Thus launched a decade-long career as a preacher throughout the West and Midwest. Frank earned the moniker "The Girl Rabbi of the Golden West" (although she was never ordained), and she was such a novelty she packed houses everywhere she went. She lectured at B'nai B'rith lodges, literary societies, and synagogue women's groups, she spoke at both Reform and Orthodox synagogues, gave sermons, officiated at religious services, and even, at San Francisco's Temple Emanu-El in 1895, did the unheard of for a woman—read Scripture. She drew huge crowds, including 7000 people in Portland Oregon, before the famed orator William Jennings Bryan. She was considered a remarkable speaker who did not need notes. She was described as a latter-day Deborah, the first woman since Biblical times to preach and teach Judaism from the pulpit.

In January 1893 Frank went to Cincinnati to take some classes at the Hebrew Union College. She never officially enrolled in the rabbinical program, but she was embraced by Rabbi Isaac Mayer Wise himself, the president of HUC, and arguably the most influential Jew in the country.

 "We glory in her zeal and moral courage to break down the last remains of the barriers erected in the synagogue against women," he wrote. "In the laws governing the Hebrew Union College the question of sex or race or confession is not touched upon at all.... We can only encourage Miss Ray Frank or any other gifted lady who takes the theological course, to assist the cause of emancipating woman in the synagogue and the congregation."

Frank only spent one semester there, but it burnished her myth as it gave newspapers the opening to declare her the first female ordained rabbi in America— a false claim, as it  was not until 1972 that a woman actually was ordained.

Although she said she was inspired by divine belief, many of Frank sermons were decidedly secular, even political. She railed against the German Jews treatment of Eastern European Jews in America. She also took the task of the elite German Jews, particularly in San Francisco, who rarely attended synagogue. she would write or preached that the freedom and prosperity of America tempted Jews into losing their spiritual and moral groundings.
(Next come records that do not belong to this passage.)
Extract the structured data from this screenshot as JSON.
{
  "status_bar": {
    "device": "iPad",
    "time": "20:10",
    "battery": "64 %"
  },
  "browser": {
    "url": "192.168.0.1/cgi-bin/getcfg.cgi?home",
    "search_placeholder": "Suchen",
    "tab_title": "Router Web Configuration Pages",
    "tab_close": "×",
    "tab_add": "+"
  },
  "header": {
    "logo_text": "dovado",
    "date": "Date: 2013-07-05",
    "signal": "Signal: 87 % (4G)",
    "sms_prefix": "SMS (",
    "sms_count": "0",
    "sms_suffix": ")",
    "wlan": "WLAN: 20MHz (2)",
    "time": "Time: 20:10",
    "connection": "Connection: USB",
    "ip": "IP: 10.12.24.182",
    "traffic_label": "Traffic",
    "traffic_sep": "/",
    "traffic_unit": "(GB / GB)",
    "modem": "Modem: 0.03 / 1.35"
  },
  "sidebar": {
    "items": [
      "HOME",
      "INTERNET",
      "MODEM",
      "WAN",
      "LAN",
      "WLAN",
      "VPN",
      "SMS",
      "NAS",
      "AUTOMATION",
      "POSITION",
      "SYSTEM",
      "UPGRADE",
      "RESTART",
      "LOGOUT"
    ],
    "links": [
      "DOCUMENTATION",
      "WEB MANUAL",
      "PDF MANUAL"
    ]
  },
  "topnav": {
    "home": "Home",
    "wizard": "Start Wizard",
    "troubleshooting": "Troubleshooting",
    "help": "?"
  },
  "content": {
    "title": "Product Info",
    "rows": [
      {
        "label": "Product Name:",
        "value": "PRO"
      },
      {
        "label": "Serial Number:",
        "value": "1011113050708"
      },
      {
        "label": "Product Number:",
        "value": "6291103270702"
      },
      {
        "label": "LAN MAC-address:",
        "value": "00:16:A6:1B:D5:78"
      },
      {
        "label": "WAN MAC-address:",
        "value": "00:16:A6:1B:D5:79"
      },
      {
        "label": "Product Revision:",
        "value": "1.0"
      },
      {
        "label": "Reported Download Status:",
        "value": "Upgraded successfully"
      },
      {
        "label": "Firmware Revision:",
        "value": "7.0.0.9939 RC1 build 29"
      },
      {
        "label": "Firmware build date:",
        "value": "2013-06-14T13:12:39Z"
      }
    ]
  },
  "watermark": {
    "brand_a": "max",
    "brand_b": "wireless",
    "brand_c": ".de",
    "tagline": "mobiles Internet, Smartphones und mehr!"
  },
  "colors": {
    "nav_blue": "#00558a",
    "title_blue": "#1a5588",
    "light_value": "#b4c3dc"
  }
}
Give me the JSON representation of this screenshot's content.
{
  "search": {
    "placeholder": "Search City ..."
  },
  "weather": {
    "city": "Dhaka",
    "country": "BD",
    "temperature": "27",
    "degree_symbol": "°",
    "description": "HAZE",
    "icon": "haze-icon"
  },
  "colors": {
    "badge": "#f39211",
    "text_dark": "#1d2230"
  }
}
Despite her groundbreaking gender role,  Frank was very traditional in her belief system. A Chicago synagogue reportedly asked her to be its rabbi and she refused, insisting it was a man's role. She was strongly opposed to woman suffrage.  In her speeches she would often say that the role of mother was the culmination of womanhood. 

In 1898 Frank traveled to England for a lecture tour.  In  Munich to she met Simon Litman,  a Russian Jewish student.  They married in 1901 when she was 40 years old. They lived in Paris for several months before they returned to California, so Simon could take a teaching position at UC Berkeley in 1902.  In 1908 they moved to the University of Illinois where Litman secured a teaching position.  The rest of Frank's life was largely spent as a faculty wife and advocate for engaging people, particularly the young, with Judaism. She died in 1948.

As it turns out, Rachel Ray Frank's career was not all what it seemed. Later, it was revealed that she had hired a publicist in Portland Oregon, to maximize publicity.

Nevertheless, she was decades ahead of her time and showed the possibilities for other woman.  She proved that a woman could serve in the pulpit as well as a man— and that the American Jewish public was ready to accept a woman as a religious leader and authority.